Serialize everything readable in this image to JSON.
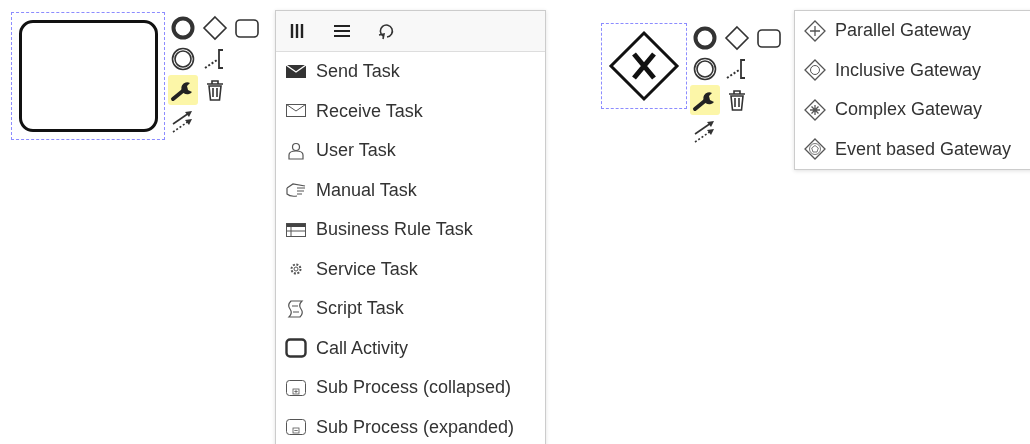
{
  "shapes": [
    {
      "kind": "task",
      "pad": [
        {
          "kind": "end-event",
          "selected": false
        },
        {
          "kind": "gateway",
          "selected": false
        },
        {
          "kind": "task",
          "selected": false
        },
        {
          "kind": "intermediate-event",
          "selected": false
        },
        {
          "kind": "text-annotation",
          "selected": false
        },
        {
          "kind": "replace",
          "selected": true
        },
        {
          "kind": "delete",
          "selected": false
        },
        {
          "kind": "connect",
          "selected": false
        }
      ],
      "menu": {
        "header_tools": [
          {
            "kind": "columns"
          },
          {
            "kind": "lines"
          },
          {
            "kind": "loop"
          }
        ],
        "items": [
          {
            "label": "Send Task",
            "kind": "send"
          },
          {
            "label": "Receive Task",
            "kind": "receive"
          },
          {
            "label": "User Task",
            "kind": "user"
          },
          {
            "label": "Manual Task",
            "kind": "manual"
          },
          {
            "label": "Business Rule Task",
            "kind": "business-rule"
          },
          {
            "label": "Service Task",
            "kind": "service"
          },
          {
            "label": "Script Task",
            "kind": "script"
          },
          {
            "label": "Call Activity",
            "kind": "call-activity"
          },
          {
            "label": "Sub Process (collapsed)",
            "kind": "subprocess-collapsed"
          },
          {
            "label": "Sub Process (expanded)",
            "kind": "subprocess-expanded"
          }
        ]
      }
    },
    {
      "kind": "exclusive-gateway",
      "pad": [
        {
          "kind": "end-event",
          "selected": false
        },
        {
          "kind": "gateway",
          "selected": false
        },
        {
          "kind": "task",
          "selected": false
        },
        {
          "kind": "intermediate-event",
          "selected": false
        },
        {
          "kind": "text-annotation",
          "selected": false
        },
        {
          "kind": "replace",
          "selected": true
        },
        {
          "kind": "delete",
          "selected": false
        },
        {
          "kind": "connect",
          "selected": false
        }
      ],
      "menu": {
        "items": [
          {
            "label": "Parallel Gateway",
            "kind": "parallel-gateway"
          },
          {
            "label": "Inclusive Gateway",
            "kind": "inclusive-gateway"
          },
          {
            "label": "Complex Gateway",
            "kind": "complex-gateway"
          },
          {
            "label": "Event based Gateway",
            "kind": "event-gateway"
          }
        ]
      }
    }
  ]
}
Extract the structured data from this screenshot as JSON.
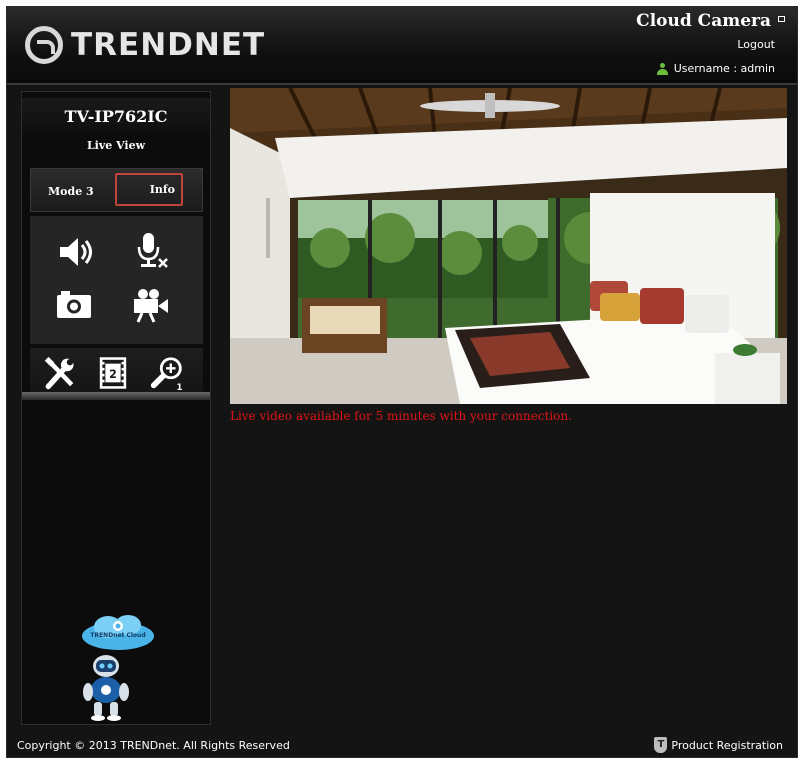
{
  "header": {
    "brand": "TRENDNET",
    "app_title": "Cloud Camera",
    "logout": "Logout",
    "username_label": "Username : admin"
  },
  "sidebar": {
    "model": "TV-IP762IC",
    "live_view": "Live View",
    "mode": "Mode 3",
    "info": "Info",
    "controls": [
      "speaker-icon",
      "microphone-muted-icon",
      "snapshot-camera-icon",
      "video-record-icon"
    ],
    "tools": [
      "settings-tools-icon",
      "film-strip-icon",
      "zoom-in-icon"
    ],
    "mascot_label": "TRENDnet Cloud"
  },
  "main": {
    "notice": "Live video available for 5 minutes with your connection."
  },
  "footer": {
    "copyright": "Copyright © 2013 TRENDnet. All Rights Reserved",
    "product_registration": "Product Registration"
  },
  "colors": {
    "background": "#141414",
    "notice": "#e01414",
    "info_highlight": "#c0443a",
    "user_icon": "#6bbf3a"
  }
}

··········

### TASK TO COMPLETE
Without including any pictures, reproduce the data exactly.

### EXPECTED ANSWER
Serialize everything readable in this image to JSON.
{
  "shapes": [
    {
      "kind": "task",
      "pad": [
        {
          "kind": "end-event",
          "selected": false
        },
        {
          "kind": "gateway",
          "selected": false
        },
        {
          "kind": "task",
          "selected": false
        },
        {
          "kind": "intermediate-event",
          "selected": false
        },
        {
          "kind": "text-annotation",
          "selected": false
        },
        {
          "kind": "replace",
          "selected": true
        },
        {
          "kind": "delete",
          "selected": false
        },
        {
          "kind": "connect",
          "selected": false
        }
      ],
      "menu": {
        "header_tools": [
          {
            "kind": "columns"
          },
          {
            "kind": "lines"
          },
          {
            "kind": "loop"
          }
        ],
        "items": [
          {
            "label": "Send Task",
            "kind": "send"
          },
          {
            "label": "Receive Task",
            "kind": "receive"
          },
          {
            "label": "User Task",
            "kind": "user"
          },
          {
            "label": "Manual Task",
            "kind": "manual"
          },
          {
            "label": "Business Rule Task",
            "kind": "business-rule"
          },
          {
            "label": "Service Task",
            "kind": "service"
          },
          {
            "label": "Script Task",
            "kind": "script"
          },
          {
            "label": "Call Activity",
            "kind": "call-activity"
          },
          {
            "label": "Sub Process (collapsed)",
            "kind": "subprocess-collapsed"
          },
          {
            "label": "Sub Process (expanded)",
            "kind": "subprocess-expanded"
          }
        ]
      }
    },
    {
      "kind": "exclusive-gateway",
      "pad": [
        {
          "kind": "end-event",
          "selected": false
        },
        {
          "kind": "gateway",
          "selected": false
        },
        {
          "kind": "task",
          "selected": false
        },
        {
          "kind": "intermediate-event",
          "selected": false
        },
        {
          "kind": "text-annotation",
          "selected": false
        },
        {
          "kind": "replace",
          "selected": true
        },
        {
          "kind": "delete",
          "selected": false
        },
        {
          "kind": "connect",
          "selected": false
        }
      ],
      "menu": {
        "items": [
          {
            "label": "Parallel Gateway",
            "kind": "parallel-gateway"
          },
          {
            "label": "Inclusive Gateway",
            "kind": "inclusive-gateway"
          },
          {
            "label": "Complex Gateway",
            "kind": "complex-gateway"
          },
          {
            "label": "Event based Gateway",
            "kind": "event-gateway"
          }
        ]
      }
    }
  ]
}
Extract the structured data from this screenshot as JSON.
{
  "header": {
    "brand": "TRENDNET",
    "app_title": "Cloud Camera",
    "logout": "Logout",
    "username_label": "Username : admin"
  },
  "sidebar": {
    "model": "TV-IP762IC",
    "live_view": "Live View",
    "mode": "Mode 3",
    "info": "Info",
    "controls": [
      "speaker-icon",
      "microphone-muted-icon",
      "snapshot-camera-icon",
      "video-record-icon"
    ],
    "tools": [
      "settings-tools-icon",
      "film-strip-icon",
      "zoom-in-icon"
    ],
    "mascot_label": "TRENDnet Cloud"
  },
  "main": {
    "notice": "Live video available for 5 minutes with your connection."
  },
  "footer": {
    "copyright": "Copyright © 2013 TRENDnet. All Rights Reserved",
    "product_registration": "Product Registration"
  },
  "colors": {
    "background": "#141414",
    "notice": "#e01414",
    "info_highlight": "#c0443a",
    "user_icon": "#6bbf3a"
  }
}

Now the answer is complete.